Women with mutations in the well-known BRCA1 or BRCA2 genes who have their breasts and ovaries removed are much more likely to survive than women who do not get preventive surgery, U.S. researchers said on Tuesday.
The study shows the benefits of genetic tests that give women with a family history of cancer the chance to take steps to increase their chances of survival, they said.
"This is the first study to prove women survive longer with these preventive surgeries and shows the importance of genetic testing when there is a family history of early breast or ovarian cancer," Dr. Virginia Kaklamani of Northwestern University in Chicago wrote in a commentary about the study published in the Journal of the American Medical Association.
Women with mutations in the BRCA1 or BRCA2 genes have a 56 to 84 percent higher risk of developing breast cancer during their lifetimes.

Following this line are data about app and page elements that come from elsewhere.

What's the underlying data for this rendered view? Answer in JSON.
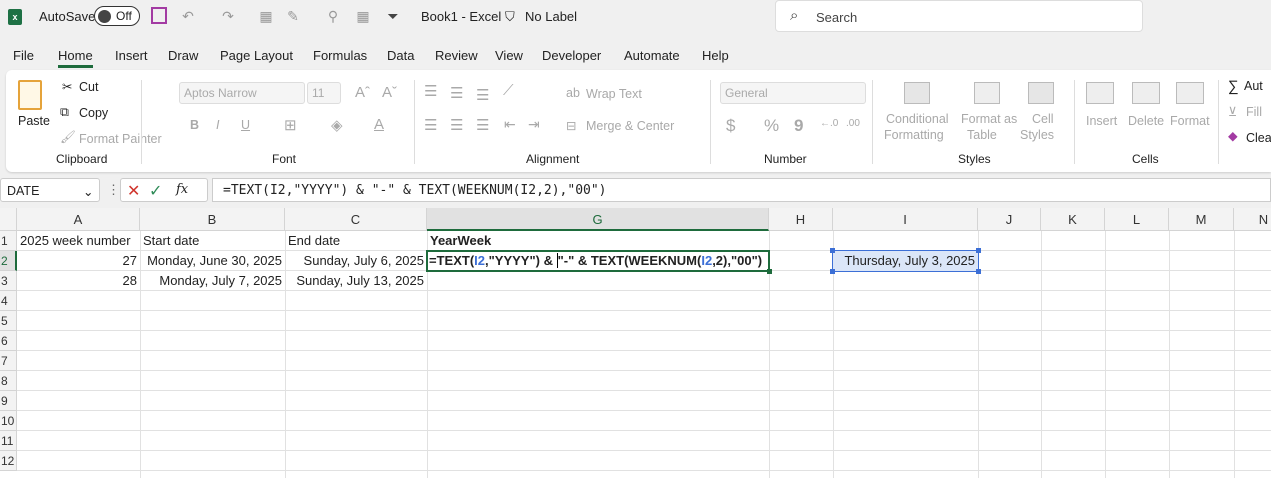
{
  "titlebar": {
    "autosave_label": "AutoSave",
    "autosave_state": "Off",
    "title": "Book1  -  Excel",
    "label": "No Label",
    "search_placeholder": "Search"
  },
  "menu": [
    "File",
    "Home",
    "Insert",
    "Draw",
    "Page Layout",
    "Formulas",
    "Data",
    "Review",
    "View",
    "Developer",
    "Automate",
    "Help"
  ],
  "ribbon": {
    "clipboard": {
      "paste": "Paste",
      "cut": "Cut",
      "copy": "Copy",
      "format_painter": "Format Painter",
      "group": "Clipboard"
    },
    "font": {
      "font_name": "Aptos Narrow",
      "font_size": "11",
      "bold": "B",
      "italic": "I",
      "underline": "U",
      "group": "Font"
    },
    "alignment": {
      "wrap_text": "Wrap Text",
      "merge_center": "Merge & Center",
      "group": "Alignment"
    },
    "number": {
      "format": "General",
      "currency": "$",
      "percent": "%",
      "comma": "9",
      "group": "Number"
    },
    "styles": {
      "conditional": [
        "Conditional",
        "Formatting"
      ],
      "format_table": [
        "Format as",
        "Table"
      ],
      "cell_styles": [
        "Cell",
        "Styles"
      ],
      "group": "Styles"
    },
    "cells": {
      "insert": "Insert",
      "delete": "Delete",
      "format": "Format",
      "group": "Cells"
    },
    "editing": {
      "autosum": "Aut",
      "fill": "Fill",
      "clear": "Clea"
    }
  },
  "formula_bar": {
    "name_box": "DATE",
    "fx": "fx",
    "formula": "=TEXT(I2,\"YYYY\") & \"-\" & TEXT(WEEKNUM(I2,2),\"00\")"
  },
  "grid": {
    "columns": [
      "A",
      "B",
      "C",
      "G",
      "H",
      "I",
      "J",
      "K",
      "L",
      "M",
      "N"
    ],
    "rows": [
      "1",
      "2",
      "3",
      "4",
      "5",
      "6",
      "7",
      "8",
      "9",
      "10",
      "11",
      "12"
    ],
    "cells": {
      "A1": "2025 week number",
      "B1": "Start date",
      "C1": "End date",
      "G1": "YearWeek",
      "A2": "27",
      "B2": "Monday, June 30, 2025",
      "C2": "Sunday, July 6, 2025",
      "A3": "28",
      "B3": "Monday, July 7, 2025",
      "C3": "Sunday, July 13, 2025",
      "I2": "Thursday, July 3, 2025"
    },
    "edit_parts": [
      "=TEXT(",
      "I2",
      ",\"YYYY\") & ",
      "\"-\" & TEXT(WEEKNUM(",
      "I2",
      ",2)",
      ",\"00\")"
    ]
  },
  "colors": {
    "accent": "#1e6b3c",
    "ref_blue": "#3c6fd6",
    "ref_red": "#c0392b"
  }
}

Those with the BRCA1 mutation also have a 36 to 63 percent higher risk of ovarian cancer and those with the BRCA2 mutation have a 10 to 27 percent higher risk of ovarian cancer.
Because of this, many women make the difficult choice to have their breasts or ovaries and fallopian tubes surgically removed to reduce their risk.
Dr. Susan M. Domchek of the University of Pennsylvania School of Medicine in Philadelphia and colleagues studied the effectiveness of these procedures, comparing rates of cancer and death in 2,482 women who had the surgery with those who decided against it in favor of frequent cancer screenings.
No woman who had a mastectomy developed breast cancer during the three years of follow-up testing.
Seven percent of women who decided against a mastectomy were diagnosed with breast cancer in the same period.
"Our results confirm that risk-reducing mastectomy is associated with a significant reduction in breast cancer risk," Domchek and colleagues wrote.
Women with BRCA1 and BRCA2 mutations who had their ovaries and fallopian tubes removed had similar results.
About 10 to 20 percent of breast and ovarian cancers are due to BRCA1 or BRCA2 genes. "Most of these women will die of ovarian cancer, so you can save 20 percent of them with the prophylactic surgery," Kaklamani said.
"And you can save the majority of women who would have died of their breast cancer," she added.
She said primary care physicians, gynecologists and women "need to be more aware that these tests exist."
Dr. Sandhya Pruthi, a breast cancer expert at the Mayo Clinic in Rochester, Minnesota, who counsels women with BRCA mutations, said the study adds more evidence that the surgery can help save lives, but the choice is never easy.
"It's not cookie-cutter medicine," Pruthi, who was not involved in the study, said in a telephone interview.
She said women need to come to terms with the psychological issues involved in having their breasts removed, and younger women who have their ovaries removed must contend with early menopause symptoms.
"It's not a decision made on a single visit," she said.
According to the American Cancer Society and the International Agency for Research on Cancer, 1.3 million new breast cancer cases are diagnosed around the world every year and it kills 465,000 women annually, making it the leading global cancer killer of women.